Stress costs the UK economy 10 per cent of its Gross National Product, a new report claims. Yet fewer than one in 10 companies have policies in place to tackle the problem.
A report from mental health charity MIND has found that almost 13 million working days a year are lost to stress in Britain - thirty times as many days as are lost in industrial disputes.
Workplace stress is now estimated to be the biggest occupational health problem in the UK after musculoskeletal disorders, with one in five people claiming that they find their work "very" or "extremely" stressful.
The survey found the most stressful jobs are teaching, social work, call centre work, prison officers and the police and notes that in the public sector, 64 almost two-thirds of employers were concerned about overwork or stress at work, compared to half of private sector employers.
However as the report acknowledges, this should not necessarily be sued to excuse the fact that public sector employees take an average of three days more sick leave than their private sector counterparts.
"This imbalance could be due in some measure to the fact that the culture within the public sector is more accepting of higher sickness absence rates relative to the private sector," the report says.
However, as research carried out in Finland in 2003 found, male workers classed as having low justice in 'decision making procedures' had a 41 per cent higher risk of sickness absence than their 'high justice' equivalents.
MIND also points out that a recent CBI survey of over 800 companies found that while 98 per cent said mental health should be a company concern, fewer than one in ten had an official policy on mental health.
Richard Brook, the chief executive of MIND, said: "Employers cannot afford to ignore the ever-increasing levels of occupational stress and the long-hours culture of working Britain.
"We urge more understanding of stress and mental health problems in the workplace.

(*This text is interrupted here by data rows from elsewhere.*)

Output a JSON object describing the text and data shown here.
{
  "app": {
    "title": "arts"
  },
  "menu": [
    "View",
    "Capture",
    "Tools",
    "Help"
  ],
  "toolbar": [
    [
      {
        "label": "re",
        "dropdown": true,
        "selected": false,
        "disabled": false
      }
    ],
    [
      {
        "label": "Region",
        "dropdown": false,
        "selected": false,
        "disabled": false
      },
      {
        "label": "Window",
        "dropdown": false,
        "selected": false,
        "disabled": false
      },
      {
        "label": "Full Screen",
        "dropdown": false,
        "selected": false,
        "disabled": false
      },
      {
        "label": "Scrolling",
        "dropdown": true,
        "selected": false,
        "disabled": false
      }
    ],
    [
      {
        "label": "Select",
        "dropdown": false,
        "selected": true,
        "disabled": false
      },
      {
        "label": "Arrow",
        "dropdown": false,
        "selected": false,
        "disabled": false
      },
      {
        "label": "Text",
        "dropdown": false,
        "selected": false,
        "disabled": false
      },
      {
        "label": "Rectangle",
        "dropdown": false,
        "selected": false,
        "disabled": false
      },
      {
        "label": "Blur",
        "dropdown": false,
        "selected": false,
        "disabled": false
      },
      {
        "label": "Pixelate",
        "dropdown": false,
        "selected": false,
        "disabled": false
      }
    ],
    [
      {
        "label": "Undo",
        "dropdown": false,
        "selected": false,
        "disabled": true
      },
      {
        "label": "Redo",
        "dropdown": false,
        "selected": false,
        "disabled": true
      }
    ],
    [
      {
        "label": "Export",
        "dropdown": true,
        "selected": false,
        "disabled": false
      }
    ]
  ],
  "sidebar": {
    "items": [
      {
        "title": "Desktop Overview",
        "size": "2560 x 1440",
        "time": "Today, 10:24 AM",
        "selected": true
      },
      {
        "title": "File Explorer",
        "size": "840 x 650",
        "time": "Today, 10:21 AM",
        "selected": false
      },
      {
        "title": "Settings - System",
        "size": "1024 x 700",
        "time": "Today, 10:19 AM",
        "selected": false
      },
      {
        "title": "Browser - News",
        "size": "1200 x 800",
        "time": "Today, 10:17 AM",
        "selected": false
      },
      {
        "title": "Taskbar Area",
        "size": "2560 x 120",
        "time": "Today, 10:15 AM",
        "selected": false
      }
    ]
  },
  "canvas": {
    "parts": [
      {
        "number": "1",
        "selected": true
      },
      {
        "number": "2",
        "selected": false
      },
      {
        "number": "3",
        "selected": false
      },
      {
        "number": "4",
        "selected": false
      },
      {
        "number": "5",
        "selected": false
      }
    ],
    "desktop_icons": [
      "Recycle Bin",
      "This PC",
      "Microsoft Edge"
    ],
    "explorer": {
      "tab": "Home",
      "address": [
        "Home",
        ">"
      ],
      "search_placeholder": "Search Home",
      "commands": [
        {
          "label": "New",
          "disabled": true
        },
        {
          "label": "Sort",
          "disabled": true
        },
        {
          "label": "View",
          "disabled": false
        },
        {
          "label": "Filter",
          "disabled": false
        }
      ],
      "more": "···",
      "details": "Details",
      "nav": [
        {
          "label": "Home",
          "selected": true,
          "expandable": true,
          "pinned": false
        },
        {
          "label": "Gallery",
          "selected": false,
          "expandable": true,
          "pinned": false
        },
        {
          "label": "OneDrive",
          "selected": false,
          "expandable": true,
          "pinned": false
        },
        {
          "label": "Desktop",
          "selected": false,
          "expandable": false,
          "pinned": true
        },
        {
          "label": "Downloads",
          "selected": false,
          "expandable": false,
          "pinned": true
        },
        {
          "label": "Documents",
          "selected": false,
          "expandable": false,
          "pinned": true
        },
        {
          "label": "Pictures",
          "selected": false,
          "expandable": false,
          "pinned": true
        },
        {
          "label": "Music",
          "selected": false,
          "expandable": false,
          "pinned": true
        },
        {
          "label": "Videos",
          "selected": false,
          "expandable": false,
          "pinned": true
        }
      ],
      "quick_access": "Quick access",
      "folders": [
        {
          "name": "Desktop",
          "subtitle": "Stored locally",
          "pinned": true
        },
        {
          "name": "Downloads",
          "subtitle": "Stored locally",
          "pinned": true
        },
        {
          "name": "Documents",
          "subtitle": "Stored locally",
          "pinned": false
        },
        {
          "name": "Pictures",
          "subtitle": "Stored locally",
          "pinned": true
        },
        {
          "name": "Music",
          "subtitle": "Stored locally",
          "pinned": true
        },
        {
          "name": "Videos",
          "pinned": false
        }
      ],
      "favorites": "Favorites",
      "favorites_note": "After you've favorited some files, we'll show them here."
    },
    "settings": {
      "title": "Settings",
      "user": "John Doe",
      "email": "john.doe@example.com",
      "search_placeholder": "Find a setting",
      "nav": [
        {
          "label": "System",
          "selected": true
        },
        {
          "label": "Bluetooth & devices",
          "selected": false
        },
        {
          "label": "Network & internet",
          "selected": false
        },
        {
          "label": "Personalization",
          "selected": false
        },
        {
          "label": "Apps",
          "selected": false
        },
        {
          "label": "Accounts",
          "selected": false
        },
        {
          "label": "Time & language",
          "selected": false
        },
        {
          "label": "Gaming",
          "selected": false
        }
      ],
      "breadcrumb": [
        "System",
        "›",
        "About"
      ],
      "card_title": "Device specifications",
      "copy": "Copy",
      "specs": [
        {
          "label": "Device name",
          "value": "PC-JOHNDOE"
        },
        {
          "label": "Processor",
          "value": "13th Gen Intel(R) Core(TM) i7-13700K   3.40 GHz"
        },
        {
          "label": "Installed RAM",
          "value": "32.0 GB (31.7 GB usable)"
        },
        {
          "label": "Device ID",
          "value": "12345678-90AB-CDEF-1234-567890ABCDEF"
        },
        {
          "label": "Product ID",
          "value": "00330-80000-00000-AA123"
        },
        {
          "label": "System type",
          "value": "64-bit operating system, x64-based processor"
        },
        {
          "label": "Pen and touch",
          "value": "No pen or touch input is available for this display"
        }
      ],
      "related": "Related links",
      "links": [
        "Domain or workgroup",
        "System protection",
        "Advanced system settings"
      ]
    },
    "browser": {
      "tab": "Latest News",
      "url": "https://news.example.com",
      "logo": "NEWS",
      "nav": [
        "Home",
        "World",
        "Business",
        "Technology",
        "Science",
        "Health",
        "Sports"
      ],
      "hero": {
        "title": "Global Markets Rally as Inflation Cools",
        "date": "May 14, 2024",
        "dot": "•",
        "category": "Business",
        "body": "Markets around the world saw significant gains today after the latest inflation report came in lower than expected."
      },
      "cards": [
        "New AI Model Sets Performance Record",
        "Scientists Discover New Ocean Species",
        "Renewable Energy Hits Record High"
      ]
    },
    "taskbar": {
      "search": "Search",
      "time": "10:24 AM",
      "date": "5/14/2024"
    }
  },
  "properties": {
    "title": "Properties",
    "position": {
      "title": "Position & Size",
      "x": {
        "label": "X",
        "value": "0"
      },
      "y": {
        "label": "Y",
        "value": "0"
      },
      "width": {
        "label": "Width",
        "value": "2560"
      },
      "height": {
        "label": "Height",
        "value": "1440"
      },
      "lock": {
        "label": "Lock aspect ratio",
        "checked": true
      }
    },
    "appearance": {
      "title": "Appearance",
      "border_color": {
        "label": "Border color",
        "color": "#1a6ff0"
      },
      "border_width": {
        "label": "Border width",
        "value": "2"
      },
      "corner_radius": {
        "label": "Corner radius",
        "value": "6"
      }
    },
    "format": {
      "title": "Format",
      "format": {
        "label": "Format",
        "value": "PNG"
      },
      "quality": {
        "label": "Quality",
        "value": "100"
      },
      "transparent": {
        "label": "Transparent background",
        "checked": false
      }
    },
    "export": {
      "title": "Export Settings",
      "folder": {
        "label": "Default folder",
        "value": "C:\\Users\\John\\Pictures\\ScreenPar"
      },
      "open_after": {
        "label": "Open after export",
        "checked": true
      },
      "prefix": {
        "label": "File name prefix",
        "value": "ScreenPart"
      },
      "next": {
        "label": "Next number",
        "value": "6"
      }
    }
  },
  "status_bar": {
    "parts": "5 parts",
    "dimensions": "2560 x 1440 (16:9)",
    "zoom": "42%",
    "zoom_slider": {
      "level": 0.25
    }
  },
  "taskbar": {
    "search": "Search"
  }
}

Today's competitive and pressured work environments can make it difficult for people to disclose their problems."
Sources of stress cited in the report included poor working conditions, relationships at work, an unclear role in the organisation, long hours, lack of job security, organisational climate, and a general mismatch between and individual's personality type and the requirements of their job.
But others are less convinced by MIND's arguments, claiming that many claims of stress-related illness are more symptomatic of Britain's "sickie culture" and that GPs are far too likely to accept patient's claims of stress without question.
Ruth Lea from the Centre for Policy Studies think-tank said last month that the workplace was increasingly getting the blame for problems in other aspects of people's lives.
"We all accept that to some extent people have stress," she said. "But sometimes stress in people's lives tends to get focused on the workplace. Frequently it's not work issues that cause the stress," she said.
"There's a difference between stress and pressure. Because stress has become more acceptable it's become the new backache."
It's become acceptable, almost traditional, to talk about stress in the workplace," she added. "Ten or 20 years ago people didn't use the term at all, they would say, 'Frankly, what do you expect?'.
"There's a difference between stress and pressure.
"Because stress has become more acceptable it's become the new backache. People say, 'Sorry, I've got stress'."
And while long hours are frequently cited as a cause of stress, research published last week by the Chartered Institute of Personnel and Development found that more than three quarters of those who work longer than 48 hours a week do so because they want to, not because they are forced to.
Nevertheless, MIND insists that workplace stress has reached almost "endemic proportions" and says that employers cannot afford to ignore it any longer.
Conversely, as a Confederation of British Industry spokesman said: "One person's stress is another person's job satisfaction."